Now you have studied the events of Henry VIII's reign, it is time to review your learning and evaluate his kingship.
How much power did he have – was it all show, or was there real substance?
What about Parliament – did Henry take Parliament as a real partner in his government, or did he use them merely as a rubber stamp?
And how did Henry VIII exercise his power – was he a tyrant, or just a strong king?
This is a subject on which historians disagree – you will need to read the BBC Bitesize notes on interpretations.
After you have read this story, answer the question sheet by clicking on the 'Time to Work' icon at the top of the page.
1 Henry VIII

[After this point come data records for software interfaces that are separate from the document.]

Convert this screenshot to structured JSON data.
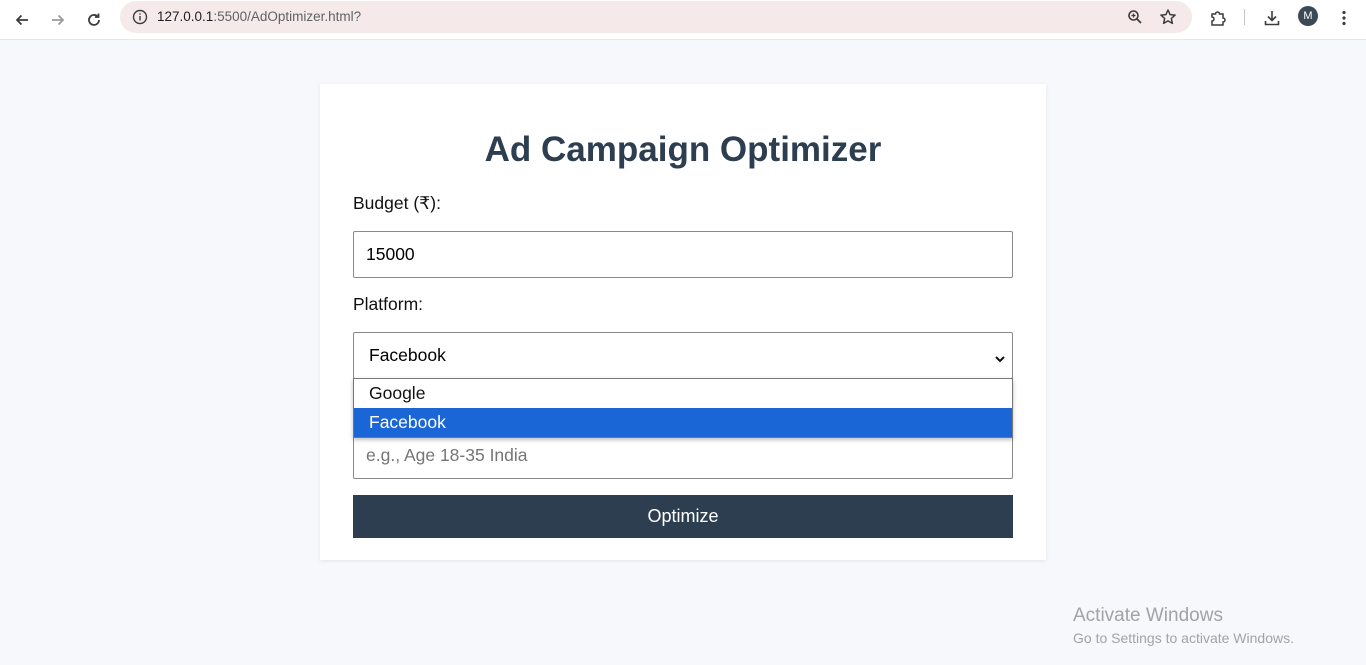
{
  "browser": {
    "url_host": "127.0.0.1",
    "url_path": ":5500/AdOptimizer.html?",
    "avatar_letter": "M"
  },
  "page": {
    "title": "Ad Campaign Optimizer",
    "budget_label": "Budget (₹):",
    "budget_value": "15000",
    "platform_label": "Platform:",
    "platform_selected": "Facebook",
    "platform_options": [
      "Google",
      "Facebook"
    ],
    "audience_placeholder": "e.g., Age 18-35 India",
    "optimize_label": "Optimize"
  },
  "watermark": {
    "title": "Activate Windows",
    "subtitle": "Go to Settings to activate Windows."
  },
  "colors": {
    "accent": "#2c3e50",
    "selected_option": "#1a66d6"
  }
}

This text comes from my textbook for Hodder and Stoughton (2000), written for less-able readers. It summarises the reign in a few lines.
Henry VIII Henry became king in 1509. He wanted to be a great and memorable king.

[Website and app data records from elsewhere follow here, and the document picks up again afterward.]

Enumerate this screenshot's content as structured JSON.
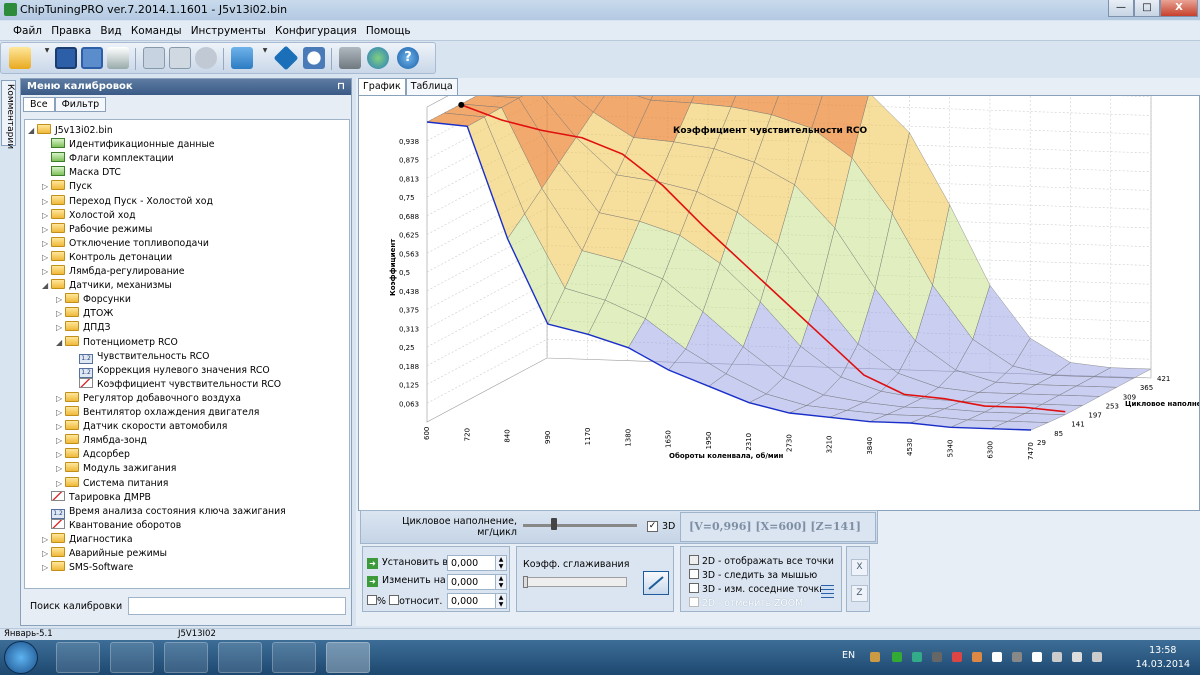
{
  "window": {
    "title": "ChipTuningPRO ver.7.2014.1.1601 - J5v13i02.bin",
    "min_label": "—",
    "max_label": "□",
    "close_label": "X"
  },
  "menu": [
    "Файл",
    "Правка",
    "Вид",
    "Команды",
    "Инструменты",
    "Конфигурация",
    "Помощь"
  ],
  "left_tab": "Комментарии",
  "sidebar": {
    "title": "Меню калибровок",
    "tabs": [
      "Все",
      "Фильтр"
    ],
    "search_label": "Поиск калибровки",
    "search_value": "",
    "tree": [
      {
        "label": "J5v13i02.bin",
        "icon": "folder"
      },
      {
        "label": "Идентификационные данные",
        "icon": "doc-check"
      },
      {
        "label": "Флаги комплектации",
        "icon": "doc-check"
      },
      {
        "label": "Маска DTC",
        "icon": "doc-check"
      },
      {
        "label": "Пуск",
        "icon": "folder"
      },
      {
        "label": "Переход Пуск - Холостой ход",
        "icon": "folder"
      },
      {
        "label": "Холостой ход",
        "icon": "folder"
      },
      {
        "label": "Рабочие режимы",
        "icon": "folder"
      },
      {
        "label": "Отключение топливоподачи",
        "icon": "folder"
      },
      {
        "label": "Контроль детонации",
        "icon": "folder"
      },
      {
        "label": "Лямбда-регулирование",
        "icon": "folder"
      },
      {
        "label": "Датчики, механизмы",
        "icon": "folder"
      },
      {
        "label": "Форсунки",
        "icon": "folder"
      },
      {
        "label": "ДТОЖ",
        "icon": "folder"
      },
      {
        "label": "ДПДЗ",
        "icon": "folder"
      },
      {
        "label": "Потенциометр RCO",
        "icon": "folder"
      },
      {
        "label": "Чувствительность RCO",
        "icon": "table"
      },
      {
        "label": "Коррекция нулевого значения RCO",
        "icon": "table"
      },
      {
        "label": "Коэффициент чувствительности RCO",
        "icon": "graph"
      },
      {
        "label": "Регулятор добавочного воздуха",
        "icon": "folder"
      },
      {
        "label": "Вентилятор охлаждения двигателя",
        "icon": "folder"
      },
      {
        "label": "Датчик скорости автомобиля",
        "icon": "folder"
      },
      {
        "label": "Лямбда-зонд",
        "icon": "folder"
      },
      {
        "label": "Адсорбер",
        "icon": "folder"
      },
      {
        "label": "Модуль зажигания",
        "icon": "folder"
      },
      {
        "label": "Система питания",
        "icon": "folder"
      },
      {
        "label": "Тарировка ДМРВ",
        "icon": "graph"
      },
      {
        "label": "Время анализа состояния ключа зажигания",
        "icon": "table"
      },
      {
        "label": "Квантование оборотов",
        "icon": "graph"
      },
      {
        "label": "Диагностика",
        "icon": "folder"
      },
      {
        "label": "Аварийные режимы",
        "icon": "folder"
      },
      {
        "label": "SMS-Software",
        "icon": "folder"
      }
    ]
  },
  "chart_tabs": [
    "График",
    "Таблица"
  ],
  "chart_data": {
    "type": "surface3d",
    "title": "Коэффициент чувствительности RCO",
    "zlabel": "Коэффициент",
    "xlabel": "Обороты коленвала, об/мин",
    "ylabel": "Цикловое наполне",
    "zticks": [
      "0,063",
      "0,125",
      "0,188",
      "0,25",
      "0,313",
      "0,375",
      "0,438",
      "0,5",
      "0,563",
      "0,625",
      "0,688",
      "0,75",
      "0,813",
      "0,875",
      "0,938"
    ],
    "xticks": [
      "600",
      "720",
      "840",
      "990",
      "1170",
      "1380",
      "1650",
      "1950",
      "2310",
      "2730",
      "3210",
      "3840",
      "4530",
      "5340",
      "6300",
      "7470"
    ],
    "yticks": [
      "29",
      "85",
      "141",
      "197",
      "253",
      "309",
      "365",
      "421"
    ],
    "selected_row_line": {
      "y": 141,
      "z": [
        0.996,
        0.95,
        0.92,
        0.9,
        0.85,
        0.75,
        0.62,
        0.5,
        0.38,
        0.26,
        0.14,
        0.08,
        0.07,
        0.05,
        0.05,
        0.04
      ]
    },
    "front_row_line": {
      "y": 29,
      "z": [
        1.0,
        0.99,
        0.62,
        0.34,
        0.31,
        0.27,
        0.2,
        0.15,
        0.1,
        0.07,
        0.06,
        0.05,
        0.05,
        0.04,
        0.04,
        0.04
      ]
    },
    "grid": true
  },
  "controls": {
    "slider_label": "Цикловое наполнение, мг/цикл",
    "check_3d_label": "3D",
    "coords": "[V=0,996] [X=600] [Z=141]",
    "set_label": "Установить в",
    "change_label": "Изменить на",
    "percent_label": "%",
    "relative_label": "относит.",
    "set_value": "0,000",
    "change_value": "0,000",
    "relative_value": "0,000",
    "smoothing_label": "Коэфф. сглаживания",
    "options": [
      "2D - отображать все точки",
      "3D - следить за мышью",
      "3D - изм. соседние точки",
      "2D - отменить ZOOM"
    ],
    "x_button": "X",
    "z_button": "Z"
  },
  "status": {
    "left": "Январь-5.1",
    "right": "J5V13I02"
  },
  "taskbar": {
    "lang": "EN",
    "time": "13:58",
    "date": "14.03.2014"
  }
}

He built 50 warships – in 1512 the biggest warship, called the Great Harry, was built. In 1513, the English army crushed the Scots army at Flodden. Also in 1513, Henry went to fight in France, but he could not defeat the French army.

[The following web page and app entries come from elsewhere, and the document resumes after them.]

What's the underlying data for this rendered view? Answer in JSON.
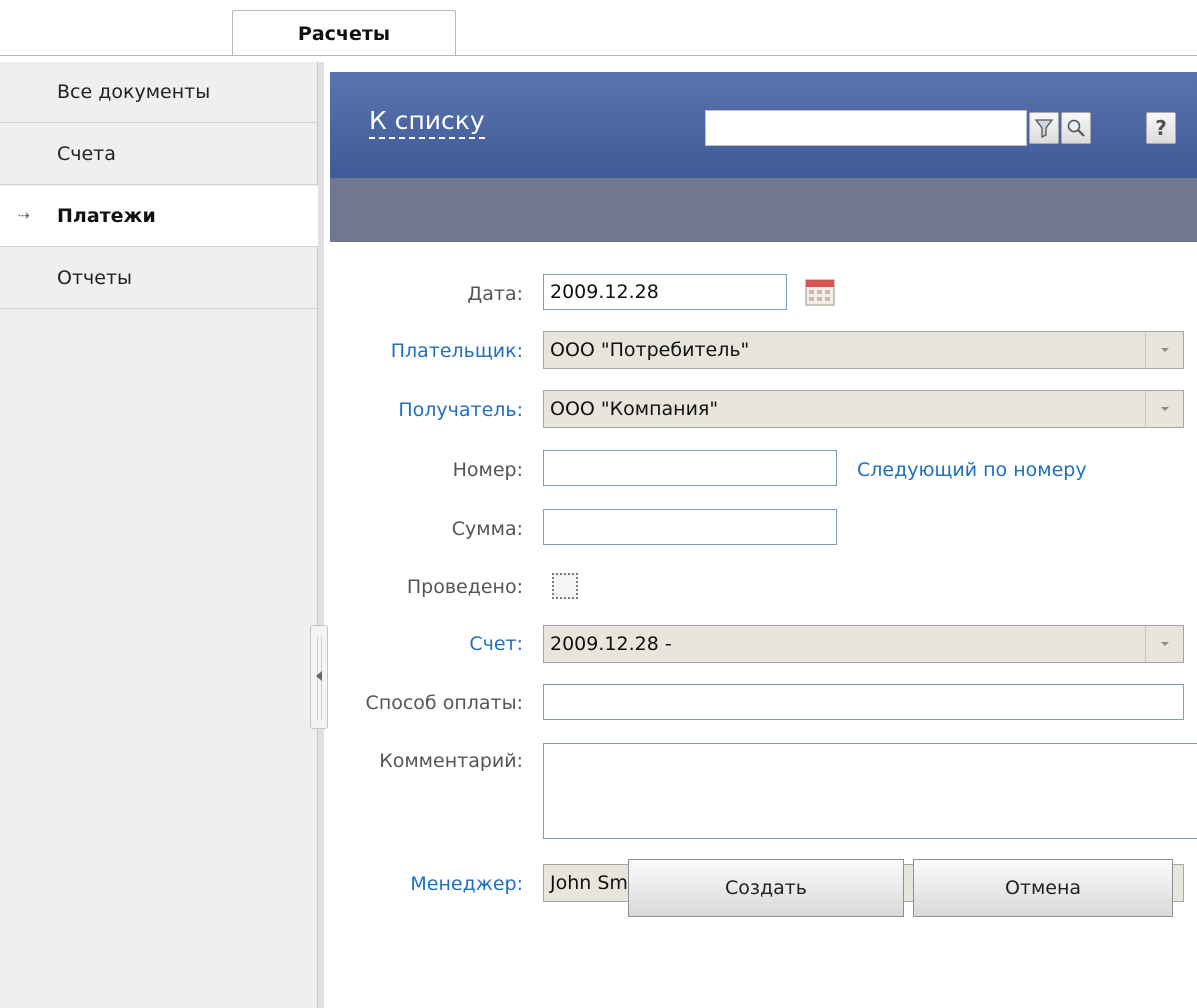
{
  "tabs": [
    {
      "label": "Расчеты"
    }
  ],
  "sidebar": {
    "items": [
      {
        "label": "Все документы"
      },
      {
        "label": "Счета"
      },
      {
        "label": "Платежи",
        "marker": "→"
      },
      {
        "label": "Отчеты"
      }
    ]
  },
  "header": {
    "back_link": "К списку",
    "search_value": "",
    "help_label": "?"
  },
  "form": {
    "date": {
      "label": "Дата:",
      "value": "2009.12.28"
    },
    "payer": {
      "label": "Плательщик:",
      "value": "ООО \"Потребитель\""
    },
    "recipient": {
      "label": "Получатель:",
      "value": "ООО \"Компания\""
    },
    "number": {
      "label": "Номер:",
      "value": "",
      "next_link": "Следующий по номеру"
    },
    "sum": {
      "label": "Сумма:",
      "value": ""
    },
    "posted": {
      "label": "Проведено:",
      "checked": false
    },
    "invoice": {
      "label": "Счет:",
      "value": "2009.12.28 -"
    },
    "payment_method": {
      "label": "Способ оплаты:",
      "value": ""
    },
    "comment": {
      "label": "Комментарий:",
      "value": ""
    },
    "manager": {
      "label": "Менеджер:",
      "value": "John Smith"
    }
  },
  "buttons": {
    "create": "Создать",
    "cancel": "Отмена"
  },
  "colors": {
    "header_blue": "#4a66a3",
    "header_gray": "#6f7890",
    "link_blue": "#1f6fbf",
    "sidebar_bg": "#efefef"
  }
}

1520, Henry met the King of France. Henry wanted to look good.
In 1533, Henry said that HE was the Head of the Church in England. And in 1536, he used his new power to close the monasteries down, and took their land and money.
But Henry 'dipped his hand in blood'. In 1536, he hanged hundreds of people who protested about the monasteries. In 1536, his second wife, Anne Boleyn, had her head chopped off because she could not have a son, and in 1542 he executed his fifth wife, Catherine Howard, when she slept with other men.
Henry VIII became the richest king in the world and he made England very powerful. In 1536 Wales became part of England. And in 1541 Henry made himself King of Ireland.
People did as the king said – because they were afraid of him, or because they loved him. In 1537, Jane Seymour, Henry's third wife, gave him a son. And when Henry died in 1547, NO ONE rebelled when the new king Edward VI came to the throne, even though he was only a nine-year-old boy.
'A wonderful man,' wrote the French ambassador.
2 Henry VIII - an assessment
This opinion of Henry VIII was written in a modern school history textbook.
Henry wanted to be known to history as 'Henry the Great'. He wanted to be loved.
But when he died he was a fat, sick, murderous old man, hated by his people.
3 Henry VIII's Power
Henry VIII did not control the whole of the British Isles. He did not even fully control the whole of England! Henry VIII united Wales and England in 1536.
But it was not until 1707 that an Act of Union combined Scotland and England into what was called the 'United Kingdom', and Ireland did not become part of the United Kingdom until 1801.